TRY IT:
I'd like every line from the material below that has "Manhattan" in it.
══════
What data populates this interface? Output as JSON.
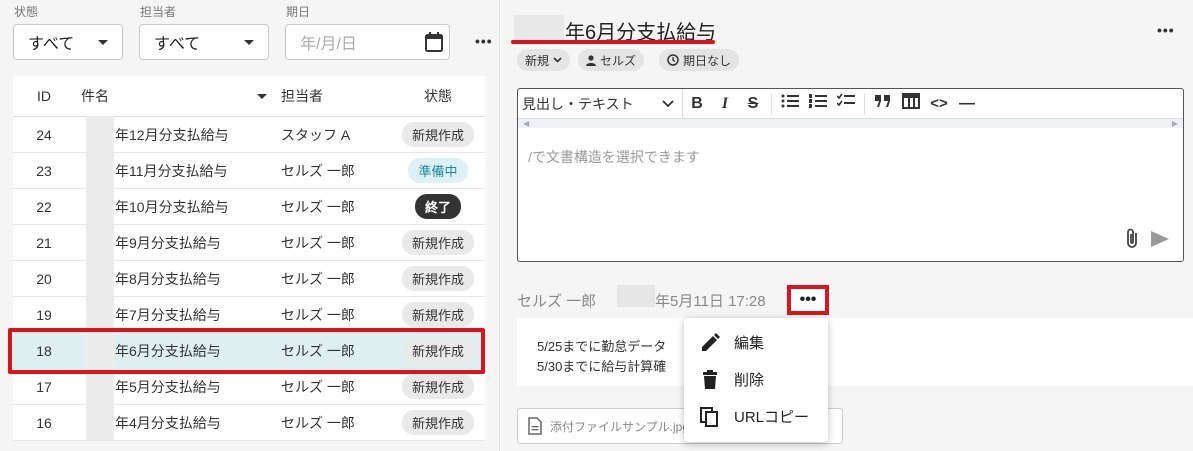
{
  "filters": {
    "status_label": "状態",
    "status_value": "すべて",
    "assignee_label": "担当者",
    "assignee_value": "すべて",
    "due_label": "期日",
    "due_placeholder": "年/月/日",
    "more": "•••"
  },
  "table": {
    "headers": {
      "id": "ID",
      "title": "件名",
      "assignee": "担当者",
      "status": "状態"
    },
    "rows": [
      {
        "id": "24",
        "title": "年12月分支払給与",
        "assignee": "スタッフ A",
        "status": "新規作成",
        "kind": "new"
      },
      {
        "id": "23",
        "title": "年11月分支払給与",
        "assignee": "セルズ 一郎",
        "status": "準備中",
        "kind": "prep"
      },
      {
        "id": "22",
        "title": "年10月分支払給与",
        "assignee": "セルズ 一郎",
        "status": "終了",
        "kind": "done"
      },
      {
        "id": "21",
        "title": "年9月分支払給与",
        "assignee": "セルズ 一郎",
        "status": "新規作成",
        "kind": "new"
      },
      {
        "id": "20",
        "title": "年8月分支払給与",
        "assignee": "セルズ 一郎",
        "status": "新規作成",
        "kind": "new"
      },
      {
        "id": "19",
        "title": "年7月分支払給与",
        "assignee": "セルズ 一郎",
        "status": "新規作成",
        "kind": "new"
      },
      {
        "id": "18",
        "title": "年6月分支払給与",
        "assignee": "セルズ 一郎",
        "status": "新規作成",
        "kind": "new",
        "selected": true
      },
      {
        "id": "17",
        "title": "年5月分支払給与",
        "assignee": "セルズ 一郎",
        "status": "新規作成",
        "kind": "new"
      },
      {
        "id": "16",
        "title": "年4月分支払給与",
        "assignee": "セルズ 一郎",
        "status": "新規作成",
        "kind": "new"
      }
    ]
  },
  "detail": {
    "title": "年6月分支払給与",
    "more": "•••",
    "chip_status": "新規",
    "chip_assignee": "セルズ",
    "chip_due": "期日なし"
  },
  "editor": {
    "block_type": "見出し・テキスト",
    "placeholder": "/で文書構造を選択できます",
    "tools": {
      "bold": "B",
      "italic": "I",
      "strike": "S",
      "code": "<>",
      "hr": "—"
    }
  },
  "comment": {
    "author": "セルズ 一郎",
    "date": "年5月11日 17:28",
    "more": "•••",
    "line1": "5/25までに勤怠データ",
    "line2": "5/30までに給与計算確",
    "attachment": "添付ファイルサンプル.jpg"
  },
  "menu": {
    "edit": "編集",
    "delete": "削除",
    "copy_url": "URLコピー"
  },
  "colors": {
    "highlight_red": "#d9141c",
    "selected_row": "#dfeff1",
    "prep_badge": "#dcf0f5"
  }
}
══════
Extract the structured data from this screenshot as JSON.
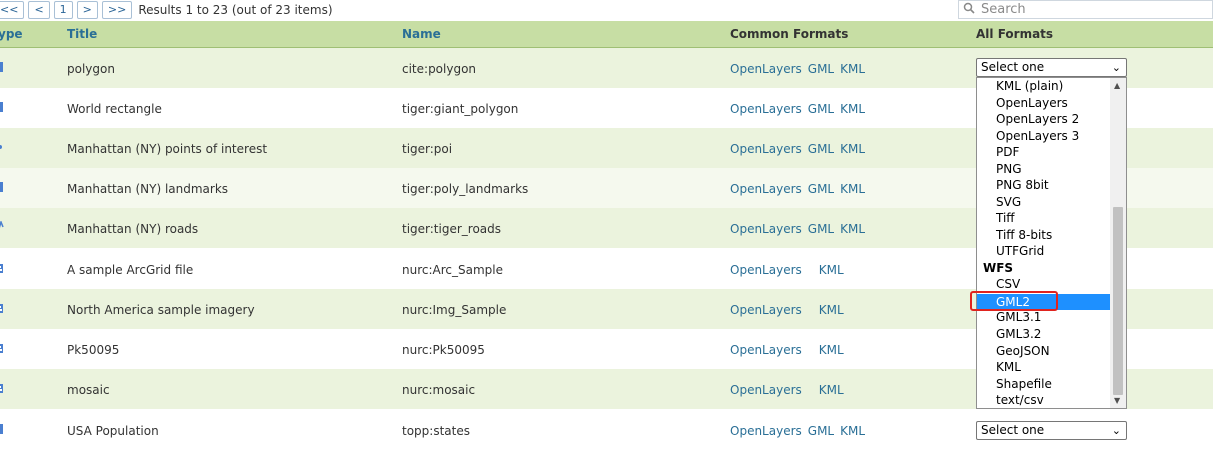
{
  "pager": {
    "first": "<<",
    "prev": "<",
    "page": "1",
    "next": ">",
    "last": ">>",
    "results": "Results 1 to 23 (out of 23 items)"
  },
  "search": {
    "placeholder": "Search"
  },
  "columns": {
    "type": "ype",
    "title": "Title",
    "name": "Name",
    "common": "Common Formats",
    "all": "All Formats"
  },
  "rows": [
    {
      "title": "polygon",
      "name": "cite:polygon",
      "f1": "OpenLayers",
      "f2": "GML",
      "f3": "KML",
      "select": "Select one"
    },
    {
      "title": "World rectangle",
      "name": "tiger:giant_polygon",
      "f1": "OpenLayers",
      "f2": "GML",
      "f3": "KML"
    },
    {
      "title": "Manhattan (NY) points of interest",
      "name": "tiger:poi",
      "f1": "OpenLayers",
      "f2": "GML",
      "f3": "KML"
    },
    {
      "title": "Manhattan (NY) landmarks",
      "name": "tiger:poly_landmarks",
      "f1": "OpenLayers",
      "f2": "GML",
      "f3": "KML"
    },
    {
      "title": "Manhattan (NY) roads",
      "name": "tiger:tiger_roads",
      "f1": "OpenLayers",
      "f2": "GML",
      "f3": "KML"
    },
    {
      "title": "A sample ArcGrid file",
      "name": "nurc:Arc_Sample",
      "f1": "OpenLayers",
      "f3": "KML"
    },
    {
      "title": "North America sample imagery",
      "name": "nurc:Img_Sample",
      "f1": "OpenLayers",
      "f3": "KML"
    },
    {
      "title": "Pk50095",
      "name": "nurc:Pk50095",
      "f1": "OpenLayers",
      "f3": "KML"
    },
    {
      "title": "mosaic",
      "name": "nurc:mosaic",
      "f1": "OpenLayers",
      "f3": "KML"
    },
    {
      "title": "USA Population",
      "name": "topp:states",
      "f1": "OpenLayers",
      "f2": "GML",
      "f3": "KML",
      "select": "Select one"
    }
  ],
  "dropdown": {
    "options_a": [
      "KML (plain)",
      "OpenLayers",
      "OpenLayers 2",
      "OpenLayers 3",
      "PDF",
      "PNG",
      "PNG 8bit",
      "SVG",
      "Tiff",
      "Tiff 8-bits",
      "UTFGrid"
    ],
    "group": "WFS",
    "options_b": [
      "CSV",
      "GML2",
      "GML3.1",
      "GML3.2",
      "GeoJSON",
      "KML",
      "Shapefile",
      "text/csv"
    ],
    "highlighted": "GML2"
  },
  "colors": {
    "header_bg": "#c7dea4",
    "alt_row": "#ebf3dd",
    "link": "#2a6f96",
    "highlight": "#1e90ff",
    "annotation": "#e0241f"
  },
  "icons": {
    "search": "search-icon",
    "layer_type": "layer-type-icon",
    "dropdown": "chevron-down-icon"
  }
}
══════
OUTPUT:
      "title": "Manhattan (NY) points of interest",
      "title": "Manhattan (NY) landmarks",
      "title": "Manhattan (NY) roads",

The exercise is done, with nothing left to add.